Elmer Danenberger, former head of the Minerals Management Service, the federal agency that regulates offshore drilling, said the blowout preventers usually work.
But in some cases, such as thick sections where two joints come together, the preventers won't cut through the pipe, which is necessary to pinch it shut and stop leaks.
Senators wanted to know why there weren't more shears on the blowout preventer in case one shear hit a thick spot on the pipe. They also asked why other backup systems were not in place.
"That was going to be in place, but apparently it never happened," Danenberger answered.
It has been speculated that additional shears might make the devices too heavy for older drill rigs to carry.
Minerals Management Service has come under fire as the story of the spill has unfolded. The agency has to balance competing priorities: slowing drilling to ensure safety while also generating royalties for the U.S. government.
On Tuesday, the Obama administration announced plans to split the agency in two to avoid conflicting interests.
MMS has also been accused of being too close to the oil industry, especially after news broke last year that some of its members were partying with and receiving gifts from oil executives.
"You've all seen the records of the sex parties, the pot parties," Democratic Sen. Bill Nelson of Florida told a Senate Environment and Public Works panel in the afternoon. "MMS clearly needs to get cleaned up."
Under federal law, BP, as the lead project operator, is responsible for all clean-up costs associated with the spill.
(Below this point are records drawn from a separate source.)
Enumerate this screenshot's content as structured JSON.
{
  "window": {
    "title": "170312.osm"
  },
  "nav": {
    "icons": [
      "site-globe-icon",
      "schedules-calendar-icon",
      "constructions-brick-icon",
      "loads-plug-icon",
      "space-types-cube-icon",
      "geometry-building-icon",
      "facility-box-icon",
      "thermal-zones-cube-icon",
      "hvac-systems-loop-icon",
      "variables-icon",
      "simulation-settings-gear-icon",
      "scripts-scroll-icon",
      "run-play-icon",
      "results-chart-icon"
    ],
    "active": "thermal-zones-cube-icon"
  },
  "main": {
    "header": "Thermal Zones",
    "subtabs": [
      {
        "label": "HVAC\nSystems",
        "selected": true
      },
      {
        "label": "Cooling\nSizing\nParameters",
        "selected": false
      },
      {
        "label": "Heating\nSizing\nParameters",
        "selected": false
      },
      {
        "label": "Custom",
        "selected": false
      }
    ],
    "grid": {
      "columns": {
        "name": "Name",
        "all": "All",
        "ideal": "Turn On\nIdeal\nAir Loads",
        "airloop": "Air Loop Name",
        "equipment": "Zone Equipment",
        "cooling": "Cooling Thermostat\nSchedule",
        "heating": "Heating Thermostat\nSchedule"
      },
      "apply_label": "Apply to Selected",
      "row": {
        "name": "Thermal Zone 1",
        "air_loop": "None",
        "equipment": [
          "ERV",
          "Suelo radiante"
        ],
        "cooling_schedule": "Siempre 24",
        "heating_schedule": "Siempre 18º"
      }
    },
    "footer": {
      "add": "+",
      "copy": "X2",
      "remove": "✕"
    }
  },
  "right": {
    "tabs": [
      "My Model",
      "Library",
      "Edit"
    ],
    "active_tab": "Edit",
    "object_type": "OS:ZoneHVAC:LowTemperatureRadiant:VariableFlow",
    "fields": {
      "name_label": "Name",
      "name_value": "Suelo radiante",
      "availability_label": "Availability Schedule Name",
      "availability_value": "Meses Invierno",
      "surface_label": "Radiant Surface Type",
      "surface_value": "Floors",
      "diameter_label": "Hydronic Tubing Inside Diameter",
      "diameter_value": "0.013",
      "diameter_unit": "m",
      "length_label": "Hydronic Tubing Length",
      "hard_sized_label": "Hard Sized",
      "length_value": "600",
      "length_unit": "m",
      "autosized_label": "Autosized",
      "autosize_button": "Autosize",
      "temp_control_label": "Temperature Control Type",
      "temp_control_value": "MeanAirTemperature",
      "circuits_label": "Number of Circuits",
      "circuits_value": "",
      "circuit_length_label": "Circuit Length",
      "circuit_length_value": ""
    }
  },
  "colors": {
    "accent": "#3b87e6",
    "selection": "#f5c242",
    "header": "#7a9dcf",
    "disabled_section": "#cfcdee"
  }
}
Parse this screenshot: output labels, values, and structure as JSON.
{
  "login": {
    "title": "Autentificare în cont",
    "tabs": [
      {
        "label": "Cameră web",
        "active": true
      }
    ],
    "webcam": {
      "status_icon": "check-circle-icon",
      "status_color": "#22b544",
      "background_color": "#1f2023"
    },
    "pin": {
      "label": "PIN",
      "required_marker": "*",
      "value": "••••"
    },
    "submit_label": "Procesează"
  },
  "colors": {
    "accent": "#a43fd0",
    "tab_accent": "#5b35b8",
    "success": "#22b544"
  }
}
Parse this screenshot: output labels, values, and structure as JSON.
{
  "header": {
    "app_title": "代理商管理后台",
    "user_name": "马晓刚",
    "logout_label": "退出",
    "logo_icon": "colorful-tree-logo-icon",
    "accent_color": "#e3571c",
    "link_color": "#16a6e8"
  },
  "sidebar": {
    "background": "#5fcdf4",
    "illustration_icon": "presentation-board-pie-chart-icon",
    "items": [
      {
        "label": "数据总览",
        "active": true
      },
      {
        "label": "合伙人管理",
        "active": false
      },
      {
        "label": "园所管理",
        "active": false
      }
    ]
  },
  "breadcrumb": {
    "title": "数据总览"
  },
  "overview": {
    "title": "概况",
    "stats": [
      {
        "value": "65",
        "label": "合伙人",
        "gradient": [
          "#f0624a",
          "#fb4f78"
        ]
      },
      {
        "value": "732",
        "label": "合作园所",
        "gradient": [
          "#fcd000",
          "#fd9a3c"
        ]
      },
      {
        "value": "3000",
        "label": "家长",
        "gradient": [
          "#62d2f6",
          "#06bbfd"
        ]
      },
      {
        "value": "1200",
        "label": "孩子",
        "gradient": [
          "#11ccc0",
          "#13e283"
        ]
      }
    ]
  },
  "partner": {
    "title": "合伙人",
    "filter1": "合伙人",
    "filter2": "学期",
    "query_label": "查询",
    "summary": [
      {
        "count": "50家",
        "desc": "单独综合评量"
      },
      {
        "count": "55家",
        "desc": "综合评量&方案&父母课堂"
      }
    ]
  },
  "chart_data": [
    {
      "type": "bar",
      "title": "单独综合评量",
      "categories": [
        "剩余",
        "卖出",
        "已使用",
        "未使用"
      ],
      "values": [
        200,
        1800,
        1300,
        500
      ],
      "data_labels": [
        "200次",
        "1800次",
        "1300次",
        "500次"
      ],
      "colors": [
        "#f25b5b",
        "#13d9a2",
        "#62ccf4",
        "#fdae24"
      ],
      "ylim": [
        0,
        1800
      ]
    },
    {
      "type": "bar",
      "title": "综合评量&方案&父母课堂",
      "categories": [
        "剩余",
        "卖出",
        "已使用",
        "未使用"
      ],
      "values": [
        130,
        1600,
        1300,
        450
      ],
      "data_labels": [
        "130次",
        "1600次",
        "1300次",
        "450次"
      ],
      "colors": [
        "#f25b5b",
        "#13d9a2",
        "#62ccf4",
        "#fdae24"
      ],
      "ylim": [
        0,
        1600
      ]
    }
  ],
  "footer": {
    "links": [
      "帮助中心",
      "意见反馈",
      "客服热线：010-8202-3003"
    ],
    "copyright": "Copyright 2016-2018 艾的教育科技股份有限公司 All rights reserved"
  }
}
On Monday, BP said it has spent $350 million so far.
But damages caused by closure of fishing grounds, shipping lanes and tourist spots could exceed the cleanup costs, and it's unclear which party will pay those or how much they'll add up to.
Under current law, BP may only be liable for the first $75 million of claims that are expected to run into the billions.
BP has said it will pay all "legitimate claims" when it comes to compensating people for economic loss.
At Tuesday's hearing, BP's McKay said the company expects to spend more than $75 million on compensating people for the spill.
But under questioning from Democratic Sen. Maria Cantwell of Washington, the extent of the commitment wasn't clear.
"So you'll pay for lost fishing opportunities?" asked Cantwell.
"All legitimate claims," responded McKay.
"And lost tourism revenue?" asked the senator.
"All legitimate claims," McKay answered again.
"And how about lost tax revenues to towns and parishes?" asked Cantwell.
"Question mark," said McKay.
"And damages sustained to Louisiana's brand?"
"I really don't know," said McKay.
While the subcontractors are thought to have some legal indemnification from BP and the federal government, lawyers say they could still be open to lawsuits from fisherman and others affected by the spill.
Ultimately, experts have said total costs could range from $2 billion to $14 billion or higher, depending on when the leaking well is closed and where the oil washes ashore.